The weight of the fiber glass Knarr was controlled by weighing a number of older wooden Knarrs.

The first Danish fiber glass Knarr, OD-67, was delivered to Erling Sundø. The price was DKK 55,900.

1974
The first four fibre glass Knarrs in Norway were delivered to Bergen (ON-124, ON-125, ON-126 and ON-127).

The new big jib and the main sail sheeting to a post in the cockpit was approved by Norsk Knarrklubb after it had been tested in Denmark.

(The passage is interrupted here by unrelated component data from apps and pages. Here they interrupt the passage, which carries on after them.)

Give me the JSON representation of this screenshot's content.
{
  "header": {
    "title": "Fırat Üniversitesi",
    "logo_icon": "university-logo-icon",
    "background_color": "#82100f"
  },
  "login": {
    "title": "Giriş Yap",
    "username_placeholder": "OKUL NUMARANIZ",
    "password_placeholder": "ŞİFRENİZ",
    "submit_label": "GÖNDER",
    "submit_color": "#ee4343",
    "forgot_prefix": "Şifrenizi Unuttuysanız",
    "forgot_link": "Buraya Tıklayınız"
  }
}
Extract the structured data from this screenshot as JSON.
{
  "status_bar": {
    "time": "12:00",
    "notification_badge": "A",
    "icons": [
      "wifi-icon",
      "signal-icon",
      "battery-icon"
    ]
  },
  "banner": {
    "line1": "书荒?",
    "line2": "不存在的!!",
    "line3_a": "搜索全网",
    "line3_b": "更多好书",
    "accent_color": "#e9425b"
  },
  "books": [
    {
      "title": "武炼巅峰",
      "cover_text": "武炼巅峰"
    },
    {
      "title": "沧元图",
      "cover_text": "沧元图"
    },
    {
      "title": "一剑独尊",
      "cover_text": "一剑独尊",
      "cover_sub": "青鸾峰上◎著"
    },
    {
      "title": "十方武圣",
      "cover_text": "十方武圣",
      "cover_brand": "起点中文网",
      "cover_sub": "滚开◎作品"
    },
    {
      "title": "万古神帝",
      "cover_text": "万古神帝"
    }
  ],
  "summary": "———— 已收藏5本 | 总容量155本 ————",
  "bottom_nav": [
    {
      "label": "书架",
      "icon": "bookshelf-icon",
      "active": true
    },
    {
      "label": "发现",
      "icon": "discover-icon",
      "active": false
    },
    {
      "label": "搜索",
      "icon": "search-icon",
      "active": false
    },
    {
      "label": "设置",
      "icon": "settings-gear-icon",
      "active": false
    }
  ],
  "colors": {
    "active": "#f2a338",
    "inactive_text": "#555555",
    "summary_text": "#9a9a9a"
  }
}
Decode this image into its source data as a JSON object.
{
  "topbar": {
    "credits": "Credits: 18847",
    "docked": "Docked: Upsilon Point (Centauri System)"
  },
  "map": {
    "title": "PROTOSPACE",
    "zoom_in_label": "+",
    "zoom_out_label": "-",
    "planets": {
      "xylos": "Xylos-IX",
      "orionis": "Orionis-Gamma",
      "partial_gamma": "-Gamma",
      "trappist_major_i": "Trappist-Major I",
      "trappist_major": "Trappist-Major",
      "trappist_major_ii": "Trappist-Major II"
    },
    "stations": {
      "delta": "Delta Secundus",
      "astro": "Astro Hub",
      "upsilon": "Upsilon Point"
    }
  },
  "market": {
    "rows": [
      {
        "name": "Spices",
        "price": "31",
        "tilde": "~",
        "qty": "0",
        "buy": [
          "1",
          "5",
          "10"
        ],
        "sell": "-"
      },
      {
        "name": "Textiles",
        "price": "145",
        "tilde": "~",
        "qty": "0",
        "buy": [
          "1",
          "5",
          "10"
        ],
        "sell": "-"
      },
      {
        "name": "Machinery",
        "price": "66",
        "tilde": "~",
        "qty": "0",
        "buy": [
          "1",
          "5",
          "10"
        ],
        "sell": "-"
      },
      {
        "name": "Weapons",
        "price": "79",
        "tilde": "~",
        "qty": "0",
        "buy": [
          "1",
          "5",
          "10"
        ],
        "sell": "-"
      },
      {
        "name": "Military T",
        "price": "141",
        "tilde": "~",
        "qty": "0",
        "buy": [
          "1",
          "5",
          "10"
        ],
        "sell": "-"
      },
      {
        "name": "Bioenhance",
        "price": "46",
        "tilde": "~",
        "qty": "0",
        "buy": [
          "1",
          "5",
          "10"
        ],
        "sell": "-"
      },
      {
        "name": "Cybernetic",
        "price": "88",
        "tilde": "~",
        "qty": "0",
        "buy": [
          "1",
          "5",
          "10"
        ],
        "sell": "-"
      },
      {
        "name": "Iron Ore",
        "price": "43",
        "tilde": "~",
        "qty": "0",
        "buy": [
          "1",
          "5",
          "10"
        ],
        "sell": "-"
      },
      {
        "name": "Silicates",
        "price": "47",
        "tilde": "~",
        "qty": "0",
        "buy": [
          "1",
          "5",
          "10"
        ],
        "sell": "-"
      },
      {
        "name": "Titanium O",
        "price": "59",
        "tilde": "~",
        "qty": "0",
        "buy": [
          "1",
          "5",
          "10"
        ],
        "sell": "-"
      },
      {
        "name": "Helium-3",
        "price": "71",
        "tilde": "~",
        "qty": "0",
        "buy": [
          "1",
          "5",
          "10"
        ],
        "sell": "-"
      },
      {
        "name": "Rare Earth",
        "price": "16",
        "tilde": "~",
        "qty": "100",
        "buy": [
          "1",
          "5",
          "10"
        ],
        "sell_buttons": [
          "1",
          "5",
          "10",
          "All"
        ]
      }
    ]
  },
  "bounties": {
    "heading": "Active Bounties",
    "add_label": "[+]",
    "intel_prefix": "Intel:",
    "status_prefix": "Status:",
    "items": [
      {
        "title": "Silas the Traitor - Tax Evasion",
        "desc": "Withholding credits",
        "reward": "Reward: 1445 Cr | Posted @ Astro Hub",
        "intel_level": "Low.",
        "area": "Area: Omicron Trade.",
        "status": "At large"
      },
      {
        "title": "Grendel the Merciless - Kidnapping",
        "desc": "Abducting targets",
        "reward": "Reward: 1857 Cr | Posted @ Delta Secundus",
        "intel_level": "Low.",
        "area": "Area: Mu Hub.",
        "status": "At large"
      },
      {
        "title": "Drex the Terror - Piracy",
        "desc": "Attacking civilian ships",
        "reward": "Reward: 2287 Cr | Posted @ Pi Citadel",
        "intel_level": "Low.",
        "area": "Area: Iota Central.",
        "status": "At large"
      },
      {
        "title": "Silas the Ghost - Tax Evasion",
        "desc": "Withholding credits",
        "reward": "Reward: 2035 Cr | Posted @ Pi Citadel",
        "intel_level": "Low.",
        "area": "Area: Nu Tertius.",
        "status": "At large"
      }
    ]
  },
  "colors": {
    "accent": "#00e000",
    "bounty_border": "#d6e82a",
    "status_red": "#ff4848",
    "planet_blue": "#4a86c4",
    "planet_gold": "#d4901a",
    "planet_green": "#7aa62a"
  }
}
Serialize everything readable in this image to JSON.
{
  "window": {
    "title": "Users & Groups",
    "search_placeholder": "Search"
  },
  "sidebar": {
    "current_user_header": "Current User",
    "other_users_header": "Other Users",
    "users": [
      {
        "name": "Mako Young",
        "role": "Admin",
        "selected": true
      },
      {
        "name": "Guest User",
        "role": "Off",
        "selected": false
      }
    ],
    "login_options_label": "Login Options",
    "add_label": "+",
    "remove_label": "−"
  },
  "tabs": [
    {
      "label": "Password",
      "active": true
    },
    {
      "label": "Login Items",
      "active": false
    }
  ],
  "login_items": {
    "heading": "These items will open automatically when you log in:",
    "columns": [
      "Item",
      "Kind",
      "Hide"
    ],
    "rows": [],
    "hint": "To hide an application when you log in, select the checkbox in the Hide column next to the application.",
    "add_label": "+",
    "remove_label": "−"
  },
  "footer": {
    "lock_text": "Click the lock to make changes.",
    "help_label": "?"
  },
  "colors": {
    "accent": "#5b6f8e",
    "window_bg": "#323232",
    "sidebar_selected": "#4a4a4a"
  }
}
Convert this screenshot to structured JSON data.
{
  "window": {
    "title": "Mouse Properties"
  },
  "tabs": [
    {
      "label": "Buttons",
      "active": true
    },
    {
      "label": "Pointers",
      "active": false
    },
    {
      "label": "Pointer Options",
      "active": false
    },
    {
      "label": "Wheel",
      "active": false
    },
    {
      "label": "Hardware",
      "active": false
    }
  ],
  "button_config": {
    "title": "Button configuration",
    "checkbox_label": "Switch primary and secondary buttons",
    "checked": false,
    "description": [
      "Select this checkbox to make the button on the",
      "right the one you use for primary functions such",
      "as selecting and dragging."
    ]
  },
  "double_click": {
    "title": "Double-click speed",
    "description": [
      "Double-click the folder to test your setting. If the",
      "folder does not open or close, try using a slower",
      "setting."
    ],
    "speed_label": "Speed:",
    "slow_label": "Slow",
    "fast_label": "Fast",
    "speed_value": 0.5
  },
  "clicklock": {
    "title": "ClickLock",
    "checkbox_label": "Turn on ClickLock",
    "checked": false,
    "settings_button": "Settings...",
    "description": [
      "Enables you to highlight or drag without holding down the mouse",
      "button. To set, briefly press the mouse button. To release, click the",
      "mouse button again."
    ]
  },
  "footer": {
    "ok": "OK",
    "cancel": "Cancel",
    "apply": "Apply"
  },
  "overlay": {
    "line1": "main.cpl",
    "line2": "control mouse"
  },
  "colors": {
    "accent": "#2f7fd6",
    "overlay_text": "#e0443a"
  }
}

1975
The fiber glass Knarr was presented at the exhibition “Sjøen for Alle” in Oslo. The exhibition boat OD-75 was sold as the first fiber glass Knarr to Oslo and is today ON-128.

IKC was held in Oslo for the first time (by KNS). For the first time a Norwegian won the Trophy, Lars Solberg of Bergen became International Champion of that year.

1978
The International Knarr Class Rules were assembled in a new edition.

1981
Præstø on Sjælland entered the Knarr family (7 boats).

2/3 of the Knarrs racing in Øresund were fiber glass boats. More than 50 boats were frequently racing.

Børresen was building about 6–7 boats every year. Mainly for Denmark, but some were also delivered to San Francisco and Norway.

1983
KNS celebrated its centenary by having Regattas at Hankø in the Oslofjord. 29 Knarrs (including 7 from Denmark and 4 from Bergen) were again racing for Erling L. Kristofersen Memorial Trophy. The Trophy was won by HRH Prince Henrik of Denmark.

HRH King Olav V was presented a half model of the Knarr for his 80th. birthday.

1984
The number of Knarrs starting in the Norwegian Championship was 33, the largest number of starting boats in a Norwegian Championship.

1985
Norsk Knarrklubb bought all rights for the Knarr on February 7th. and was thereby, for the first time, in a position to licentiate Yards to build Knarrs.

A new edition of The International Knarr Class Rules with original drawings was issued.

1993
The Knarr celebrates its first 50 years and the 25th. International Knarr Championship was held in Oslo.

No other One Design Class has an unbroken series of Norwegian Championships over as many year as the Knarr — every year since the first in 1954. The Knarr can therefore be considered one of the most successful Norwegian Yachts ever designed.

What has made the Knarr into one of the most popular boats in Norway, Denmark and San Francisco over the last 50 years? The answer is, maybe, in the statement made by the Dane Bent Aarre:

“Sejlerglæden er en båd, der er køn som Knarren.”

“The joy of sailing is a boat, as beautiful as the Knarr”.